Bus 001 Device 002: ID 1a40:0101 Terminus Technology Inc. 4-Port HUB
Bus 001 Device 001: ID 1d6b:0002 Linux Foundation 2.0 root hub
Bus 002 Device 001: ID 1d6b:0001 Linux Foundation 1.1 root hub
Bus 003 Device 001: ID 1d6b:0002 Linux Foundation 2.0 root hub
Bus 004 Device 001: ID 1d6b:0001 Linux Foundation 1.1 root hub
[color=Red]Bus 001 Device 003: ID 0ac8:3420 Z-Star Microelectronics Corp. Venus USB2.0 Camera[/color]
Bus 001 Device 004: ID 062a:4101 Creative Labs
 
pi@bananapi ~ $ ls /dev/video*
[color=Red]/dev/video0[/color]


2. Install mplayer:


sudo apt-get install mplayer


3. Start the program to use the USB camera to capture video:


sudo mplayer tv://


4. Here is the result:


Camera local test.png



Web Camera Server

According to our first test above, the USB camera works well on the B-Pi, and we can watch the video on a monitor connected to the Pi. But sometimes we want to use the B-Pi to play a role as an IP camera. It can be used to monitor your house from anywhere so that nobody dares break into your lovely house!!

1. Similar to the above, use the command lsusb to check that the USB camera has been identified by our Pi. Now we need to install the software. For that, we are going to be using a great little application called Motion. This will do a few things for us including accessing the USB cam, getting the images and then streaming them via a built in web server. As the name suggests it will also track and trigger events and motions that have been detected in the video frames (more on that later).


sudo apt-get install motion


2. Make sure that your B-Pi has access to internet and check its IP address:

ifconfig


3. Configure the software:


sudo nano /etc/motion/motion.conf


Here there are a few basic changes that you need to perform:


Daemon = OFF to ON
webcam_localhost = ON to OFF


You can change other settings too but it’s recommended that for stability reasons you don’t take more than 2 frames, and that you keep the default frame pixel size.

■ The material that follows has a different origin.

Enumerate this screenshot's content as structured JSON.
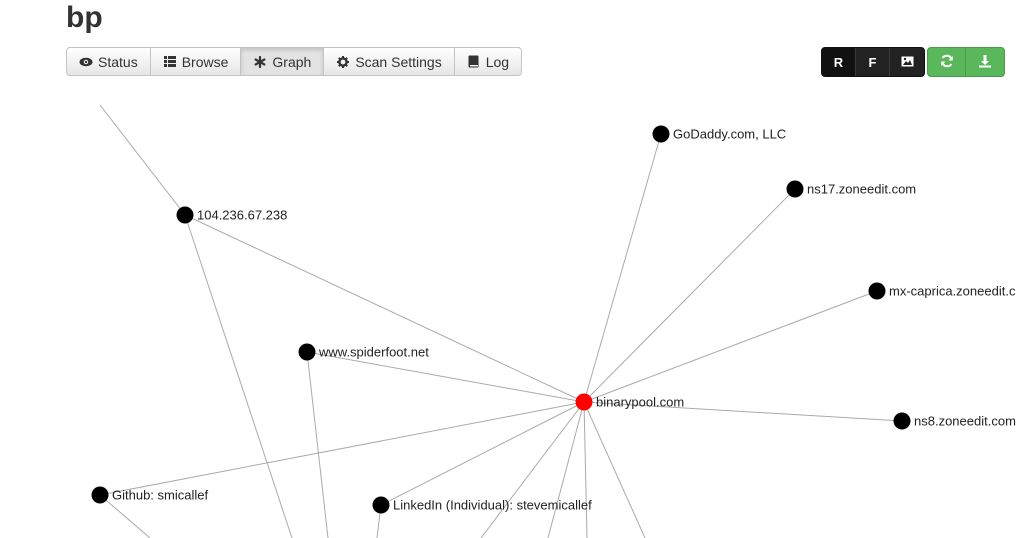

4. Start the software.

To ensure that the motion service will actually start as a daemon we need to change another configuration setting, so we enter the following:


sudo nano /etc/default/motion


Then change the value "start_motion_daemon=no" to "yes"


Finally you can start the motion service to stream the webcam images:


sudo service motion start


Then after about 30 seconds, use your PC to browse to the new web interface which should be at this URL (where 192.168.1.125 is your Banana PI's IP address)


http://192.168.1.125:8081


Notes:

1. Using Firefox browser didn't work. I tested it in other browsers, such as IE, Google Chrome, Cheetah Browser (in China it's called liebao), 360, etc. Maybe FF lacks the necessary plugin(s) for a web USB server, perhaps there were other reasons.

2. You can modify the image width and image height (default is 352 x 288) for any suitable screen. If you cannot get the desired result, it's recommended that you try to modify these parameters.


If all goes well, you can watch the frames captured by the USB camera.

Camera web sever.png


Useful Links

Motion Home Page: http://www.lavrsen.dk/foswiki/bin/view/Motion/WebHome